"""

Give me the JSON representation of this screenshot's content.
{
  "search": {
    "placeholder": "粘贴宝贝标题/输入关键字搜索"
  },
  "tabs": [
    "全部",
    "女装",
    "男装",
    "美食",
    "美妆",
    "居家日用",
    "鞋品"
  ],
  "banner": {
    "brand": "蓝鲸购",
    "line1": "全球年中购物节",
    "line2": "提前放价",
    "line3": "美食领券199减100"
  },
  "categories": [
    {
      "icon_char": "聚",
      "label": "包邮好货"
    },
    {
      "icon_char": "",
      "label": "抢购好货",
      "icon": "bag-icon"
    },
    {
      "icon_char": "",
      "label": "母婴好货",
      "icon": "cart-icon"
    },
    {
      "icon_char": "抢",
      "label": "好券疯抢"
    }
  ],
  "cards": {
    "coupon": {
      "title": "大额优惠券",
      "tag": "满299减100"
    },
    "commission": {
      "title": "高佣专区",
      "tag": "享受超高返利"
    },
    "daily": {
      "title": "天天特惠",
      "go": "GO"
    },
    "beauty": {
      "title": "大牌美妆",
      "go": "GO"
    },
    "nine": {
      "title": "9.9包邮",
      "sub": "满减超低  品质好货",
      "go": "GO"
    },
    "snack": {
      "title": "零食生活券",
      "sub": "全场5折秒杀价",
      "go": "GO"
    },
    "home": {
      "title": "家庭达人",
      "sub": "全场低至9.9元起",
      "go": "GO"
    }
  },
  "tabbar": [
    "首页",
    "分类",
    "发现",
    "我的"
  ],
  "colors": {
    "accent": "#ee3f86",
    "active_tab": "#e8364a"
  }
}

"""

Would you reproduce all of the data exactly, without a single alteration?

**Result below**
Give me the JSON representation of this screenshot's content.
{
  "search": {
    "placeholder": "粘贴宝贝标题/输入关键字搜索"
  },
  "tabs": [
    "全部",
    "女装",
    "男装",
    "美食",
    "美妆",
    "居家日用",
    "鞋品"
  ],
  "banner": {
    "brand": "蓝鲸购",
    "line1": "全球年中购物节",
    "line2": "提前放价",
    "line3": "美食领券199减100"
  },
  "categories": [
    {
      "icon_char": "聚",
      "label": "包邮好货"
    },
    {
      "icon_char": "",
      "label": "抢购好货",
      "icon": "bag-icon"
    },
    {
      "icon_char": "",
      "label": "母婴好货",
      "icon": "cart-icon"
    },
    {
      "icon_char": "抢",
      "label": "好券疯抢"
    }
  ],
  "cards": {
    "coupon": {
      "title": "大额优惠券",
      "tag": "满299减100"
    },
    "commission": {
      "title": "高佣专区",
      "tag": "享受超高返利"
    },
    "daily": {
      "title": "天天特惠",
      "go": "GO"
    },
    "beauty": {
      "title": "大牌美妆",
      "go": "GO"
    },
    "nine": {
      "title": "9.9包邮",
      "sub": "满减超低  品质好货",
      "go": "GO"
    },
    "snack": {
      "title": "零食生活券",
      "sub": "全场5折秒杀价",
      "go": "GO"
    },
    "home": {
      "title": "家庭达人",
      "sub": "全场低至9.9元起",
      "go": "GO"
    }
  },
  "tabbar": [
    "首页",
    "分类",
    "发现",
    "我的"
  ],
  "colors": {
    "accent": "#ee3f86",
    "active_tab": "#e8364a"
  }
}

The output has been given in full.